- Ultragenyx Pharmaceutical Inc. is terminating development of its neuromuscular disorder medicine following a late-stage failure that pushed down the rare disease drugmaker's stock.
- Extended release aceneuramic acid (Ace-ER) didn't significantly improve arm strength — the Phase 3 study's primary endpoint — for patients with GNE myopathy compared to placebo, according to topline results released Tuesday. The drug also didn't meet three key secondary endpoints that evaluated patients' physical functions, leg muscle strength and knee extension force.
- Ultragenyx shares traded at $51 apiece by market's open Wednesday, down more than 13% from the prior day's close. The company's stock has fallen about 27% year to date, hurt also by a Phase 2 flop of its drug UX007 in patients with glucose transporter type-1 deficiency syndrome (Glut1 DS).
In an Aug. 22 statement, Ultragenyx CEO Emil Kakkis said Ace-ER's failure, though disappointing, doesn't impair Ultragenyx's "overall strategy," which includes the continued development of a few other programs that stretch from pre-clinical to regulatory stages.
The company's pipeline, however, has stirred some concern among investors. Jefferies analyst Maury Raycroft, for example, wrote in an Aug. 22 note that the investment bank had pegged the GNE myopathy program as riskier than other Ultragenyx programs based on mixed early- and mid-stage clinical results.
Evercore ISI, another investment bank, had similar concerns.
"We had always viewed this program as speculative given complex biology that was not particularly well defined, in addition to the mixed benefit in the prior Phase 2 study," Evercore ISI analyst Steven Breazzano wrote in his own Aug. 22 note concerning the Ace-ER failure. "That said, the latest setback removes a potential source of upside from the stock and highlights a pipeline with meaningful, and underappreciated, clinical risk."
Ultragenyx's other main pipeline candidates include KRN23 (burosumab), a treatment for X-linked hypophosphatemia (XLH) and tumor-induced osteomalacia; Vestronidase alpha, a treatment for Mucopolysaccharidosis 7 (MPS 7); and UX007 (triheptanoin), a treatment for long-chain fatty acid oxidation disorders and Glut1 DS.
KRN23 (burosumab) is arguably the Novato, California-based drugmaker's most important asset at the moment.
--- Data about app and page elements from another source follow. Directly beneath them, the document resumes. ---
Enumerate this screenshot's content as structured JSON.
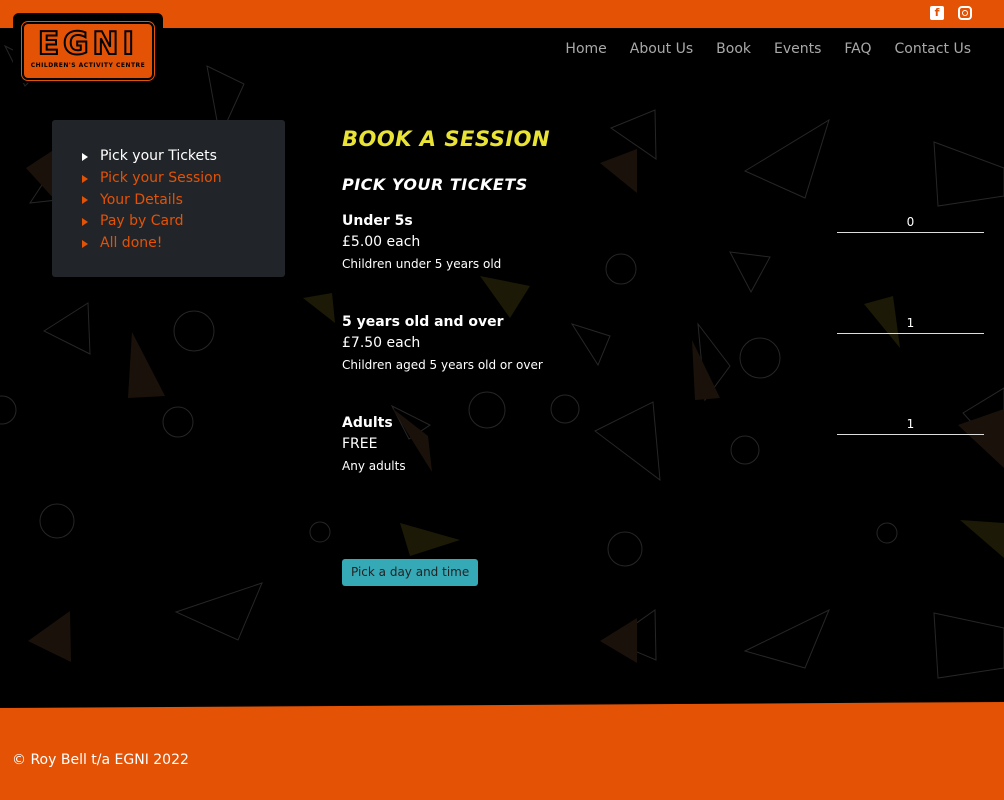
{
  "header": {
    "logo": {
      "title": "EGNI",
      "subtitle": "CHILDREN'S ACTIVITY CENTRE"
    },
    "social": [
      {
        "icon": "facebook-icon",
        "glyph": "f"
      },
      {
        "icon": "instagram-icon",
        "glyph": ""
      }
    ],
    "nav": [
      "Home",
      "About Us",
      "Book",
      "Events",
      "FAQ",
      "Contact Us"
    ]
  },
  "steps": [
    {
      "label": "Pick your Tickets",
      "active": true
    },
    {
      "label": "Pick your Session",
      "active": false
    },
    {
      "label": "Your Details",
      "active": false
    },
    {
      "label": "Pay by Card",
      "active": false
    },
    {
      "label": "All done!",
      "active": false
    }
  ],
  "main": {
    "title": "BOOK A SESSION",
    "subtitle": "PICK YOUR TICKETS",
    "tickets": [
      {
        "name": "Under 5s",
        "price": "£5.00 each",
        "description": "Children under 5 years old",
        "quantity": "0"
      },
      {
        "name": "5 years old and over",
        "price": "£7.50 each",
        "description": "Children aged 5 years old or over",
        "quantity": "1"
      },
      {
        "name": "Adults",
        "price": "FREE",
        "description": "Any adults",
        "quantity": "1"
      }
    ],
    "button": "Pick a day and time"
  },
  "colors": {
    "brand": "#e35205",
    "title": "#e9e336",
    "button": "#36a9b7",
    "panel": "#212529"
  },
  "footer": {
    "copyright": "© Roy Bell t/a EGNI 2022"
  }
}
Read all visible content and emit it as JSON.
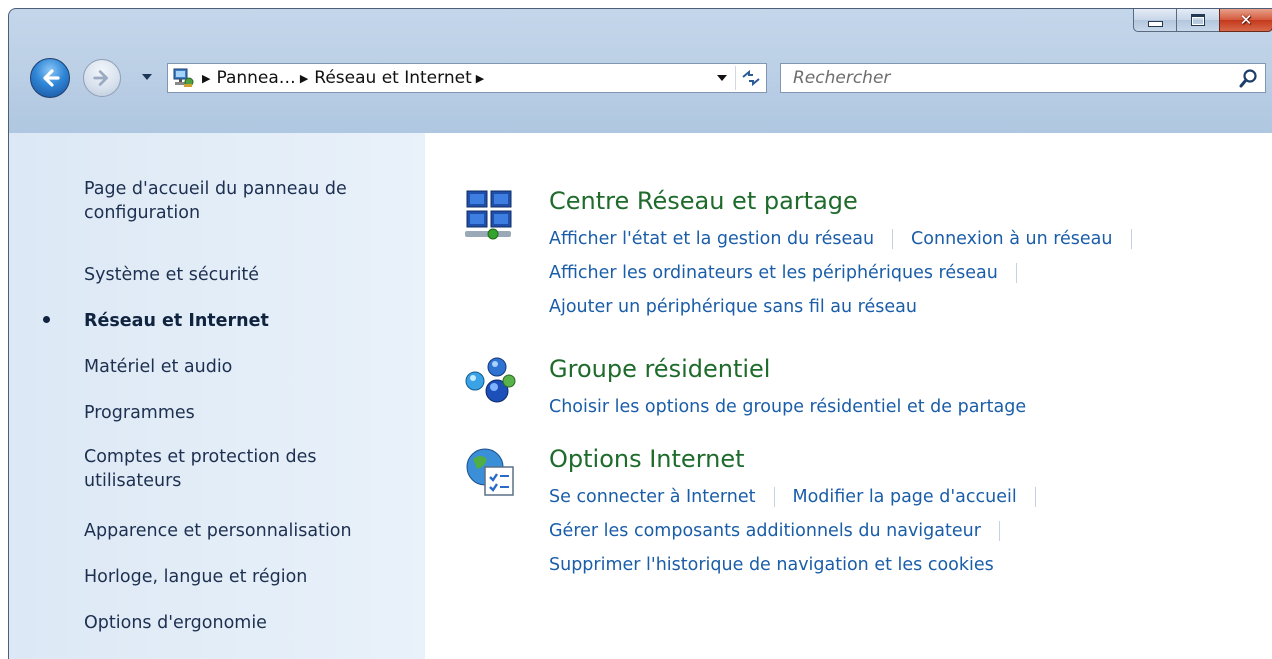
{
  "window": {
    "caption": {
      "minimize_glyph": "minimize",
      "maximize_glyph": "maximize",
      "close_glyph": "✕"
    }
  },
  "toolbar": {
    "breadcrumbs": [
      "Pannea…",
      "Réseau et Internet"
    ],
    "search_placeholder": "Rechercher"
  },
  "sidebar": {
    "items": [
      {
        "label": "Page d'accueil du panneau de configuration",
        "active": false
      },
      {
        "label": "Système et sécurité",
        "active": false
      },
      {
        "label": "Réseau et Internet",
        "active": true
      },
      {
        "label": "Matériel et audio",
        "active": false
      },
      {
        "label": "Programmes",
        "active": false
      },
      {
        "label": "Comptes et protection des utilisateurs",
        "active": false
      },
      {
        "label": "Apparence et personnalisation",
        "active": false
      },
      {
        "label": "Horloge, langue et région",
        "active": false
      },
      {
        "label": "Options d'ergonomie",
        "active": false
      }
    ]
  },
  "sections": [
    {
      "title": "Centre Réseau et partage",
      "icon": "network-center-icon",
      "links": [
        [
          "Afficher l'état et la gestion du réseau",
          "Connexion à un réseau"
        ],
        [
          "Afficher les ordinateurs et les périphériques réseau"
        ],
        [
          "Ajouter un périphérique sans fil au réseau"
        ]
      ]
    },
    {
      "title": "Groupe résidentiel",
      "icon": "homegroup-icon",
      "links": [
        [
          "Choisir les options de groupe résidentiel et de partage"
        ]
      ]
    },
    {
      "title": "Options Internet",
      "icon": "internet-options-icon",
      "links": [
        [
          "Se connecter à Internet",
          "Modifier la page d'accueil"
        ],
        [
          "Gérer les composants additionnels du navigateur"
        ],
        [
          "Supprimer l'historique de navigation et les cookies"
        ]
      ]
    }
  ],
  "colors": {
    "title_green": "#1e6b2c",
    "link_blue": "#1a5da8",
    "sidebar_text": "#1e3050"
  }
}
A Biologics License Application for the X-linked hypophosphatemia (XLH) treatment should come by the end of August. And if it gains approval, KRN23 would allow Ultragenyx to shed its clinical-stage title.
UX007 and vestronidase alpha, however, look to be a bit more troublesome.
In March, the drug failed a mid-stage study testing it as a seizure medication for Glut1 DS patients. In spite of the setback, Ultragenyx has continued developing the drug, pushing forward with a Phase 3 study evaluating it as a therapy for Glut1 DS patients with motor disorders.
"Similar to Ace-ER, we view the biology here as complex and the recent miss in the Phase 2 study in glut1ds patients with the seizure phenotype highlights the clinical risk, in our view," Breazzano wrote in his Aug 22 note.
While vestronidase alpha doesn't have those same clinical maladies, investors have questioned exactly how much it can add to Ultragenyx's business and bottom lines.
"Vestronidase alpha is approaching its November PDUFA date, and while we are optimistic for approval, it only adds an incremental $40-60M opportunity," Breazzano wrote.